### [Task details]
Give every entry again, exactly as it stands.

─── Records supplied

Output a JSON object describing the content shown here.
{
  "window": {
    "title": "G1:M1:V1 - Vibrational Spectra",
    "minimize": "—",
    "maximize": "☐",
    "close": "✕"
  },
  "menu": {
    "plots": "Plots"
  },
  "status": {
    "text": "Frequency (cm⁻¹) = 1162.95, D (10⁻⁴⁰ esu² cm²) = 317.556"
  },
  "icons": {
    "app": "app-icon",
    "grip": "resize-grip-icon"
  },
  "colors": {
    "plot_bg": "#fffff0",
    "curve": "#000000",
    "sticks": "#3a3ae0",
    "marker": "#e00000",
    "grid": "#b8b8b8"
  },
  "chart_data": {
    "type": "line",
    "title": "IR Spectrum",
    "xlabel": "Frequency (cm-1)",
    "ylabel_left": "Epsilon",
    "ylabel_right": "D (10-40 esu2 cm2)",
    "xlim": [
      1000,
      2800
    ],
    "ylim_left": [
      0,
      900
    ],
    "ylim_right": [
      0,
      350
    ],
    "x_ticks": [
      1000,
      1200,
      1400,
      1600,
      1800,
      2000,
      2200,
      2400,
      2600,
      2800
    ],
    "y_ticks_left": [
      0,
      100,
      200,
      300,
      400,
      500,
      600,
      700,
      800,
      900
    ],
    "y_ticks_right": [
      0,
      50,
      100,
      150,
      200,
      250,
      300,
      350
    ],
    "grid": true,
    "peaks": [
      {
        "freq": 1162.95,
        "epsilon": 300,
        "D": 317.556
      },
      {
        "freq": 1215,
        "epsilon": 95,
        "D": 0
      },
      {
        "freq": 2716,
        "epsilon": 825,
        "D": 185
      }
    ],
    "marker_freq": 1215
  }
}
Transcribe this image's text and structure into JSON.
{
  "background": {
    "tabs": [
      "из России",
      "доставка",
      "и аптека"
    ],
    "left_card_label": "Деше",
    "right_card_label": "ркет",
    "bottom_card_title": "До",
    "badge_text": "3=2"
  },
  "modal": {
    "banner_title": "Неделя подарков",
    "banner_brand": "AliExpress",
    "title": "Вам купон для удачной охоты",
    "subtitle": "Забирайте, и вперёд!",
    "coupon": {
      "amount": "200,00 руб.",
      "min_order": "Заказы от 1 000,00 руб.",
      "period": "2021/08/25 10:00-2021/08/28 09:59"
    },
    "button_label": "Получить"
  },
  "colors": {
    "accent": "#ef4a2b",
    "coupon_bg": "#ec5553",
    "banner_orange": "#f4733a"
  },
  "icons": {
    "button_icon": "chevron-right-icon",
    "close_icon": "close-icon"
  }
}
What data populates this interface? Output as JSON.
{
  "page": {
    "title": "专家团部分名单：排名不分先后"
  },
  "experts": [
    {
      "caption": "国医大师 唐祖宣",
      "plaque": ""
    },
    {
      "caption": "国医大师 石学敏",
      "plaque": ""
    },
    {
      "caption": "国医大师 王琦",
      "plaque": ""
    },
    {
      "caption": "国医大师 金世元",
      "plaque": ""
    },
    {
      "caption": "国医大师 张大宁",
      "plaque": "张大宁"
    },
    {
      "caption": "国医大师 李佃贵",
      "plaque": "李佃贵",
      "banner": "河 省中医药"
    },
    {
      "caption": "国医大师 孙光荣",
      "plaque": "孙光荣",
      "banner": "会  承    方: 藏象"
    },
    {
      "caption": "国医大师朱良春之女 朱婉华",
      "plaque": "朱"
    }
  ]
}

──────

### [Response to this task]
Output a JSON object describing the content shown here.
{
  "window": {
    "title": "G1:M1:V1 - Vibrational Spectra",
    "minimize": "—",
    "maximize": "☐",
    "close": "✕"
  },
  "menu": {
    "plots": "Plots"
  },
  "status": {
    "text": "Frequency (cm⁻¹) = 1162.95, D (10⁻⁴⁰ esu² cm²) = 317.556"
  },
  "icons": {
    "app": "app-icon",
    "grip": "resize-grip-icon"
  },
  "colors": {
    "plot_bg": "#fffff0",
    "curve": "#000000",
    "sticks": "#3a3ae0",
    "marker": "#e00000",
    "grid": "#b8b8b8"
  },
  "chart_data": {
    "type": "line",
    "title": "IR Spectrum",
    "xlabel": "Frequency (cm-1)",
    "ylabel_left": "Epsilon",
    "ylabel_right": "D (10-40 esu2 cm2)",
    "xlim": [
      1000,
      2800
    ],
    "ylim_left": [
      0,
      900
    ],
    "ylim_right": [
      0,
      350
    ],
    "x_ticks": [
      1000,
      1200,
      1400,
      1600,
      1800,
      2000,
      2200,
      2400,
      2600,
      2800
    ],
    "y_ticks_left": [
      0,
      100,
      200,
      300,
      400,
      500,
      600,
      700,
      800,
      900
    ],
    "y_ticks_right": [
      0,
      50,
      100,
      150,
      200,
      250,
      300,
      350
    ],
    "grid": true,
    "peaks": [
      {
        "freq": 1162.95,
        "epsilon": 300,
        "D": 317.556
      },
      {
        "freq": 1215,
        "epsilon": 95,
        "D": 0
      },
      {
        "freq": 2716,
        "epsilon": 825,
        "D": 185
      }
    ],
    "marker_freq": 1215
  }
}
Transcribe this image's text and structure into JSON.
{
  "background": {
    "tabs": [
      "из России",
      "доставка",
      "и аптека"
    ],
    "left_card_label": "Деше",
    "right_card_label": "ркет",
    "bottom_card_title": "До",
    "badge_text": "3=2"
  },
  "modal": {
    "banner_title": "Неделя подарков",
    "banner_brand": "AliExpress",
    "title": "Вам купон для удачной охоты",
    "subtitle": "Забирайте, и вперёд!",
    "coupon": {
      "amount": "200,00 руб.",
      "min_order": "Заказы от 1 000,00 руб.",
      "period": "2021/08/25 10:00-2021/08/28 09:59"
    },
    "button_label": "Получить"
  },
  "colors": {
    "accent": "#ef4a2b",
    "coupon_bg": "#ec5553",
    "banner_orange": "#f4733a"
  },
  "icons": {
    "button_icon": "chevron-right-icon",
    "close_icon": "close-icon"
  }
}
What data populates this interface? Output as JSON.
{
  "page": {
    "title": "专家团部分名单：排名不分先后"
  },
  "experts": [
    {
      "caption": "国医大师 唐祖宣",
      "plaque": ""
    },
    {
      "caption": "国医大师 石学敏",
      "plaque": ""
    },
    {
      "caption": "国医大师 王琦",
      "plaque": ""
    },
    {
      "caption": "国医大师 金世元",
      "plaque": ""
    },
    {
      "caption": "国医大师 张大宁",
      "plaque": "张大宁"
    },
    {
      "caption": "国医大师 李佃贵",
      "plaque": "李佃贵",
      "banner": "河 省中医药"
    },
    {
      "caption": "国医大师 孙光荣",
      "plaque": "孙光荣",
      "banner": "会  承    方: 藏象"
    },
    {
      "caption": "国医大师朱良春之女 朱婉华",
      "plaque": "朱"
    }
  ]
}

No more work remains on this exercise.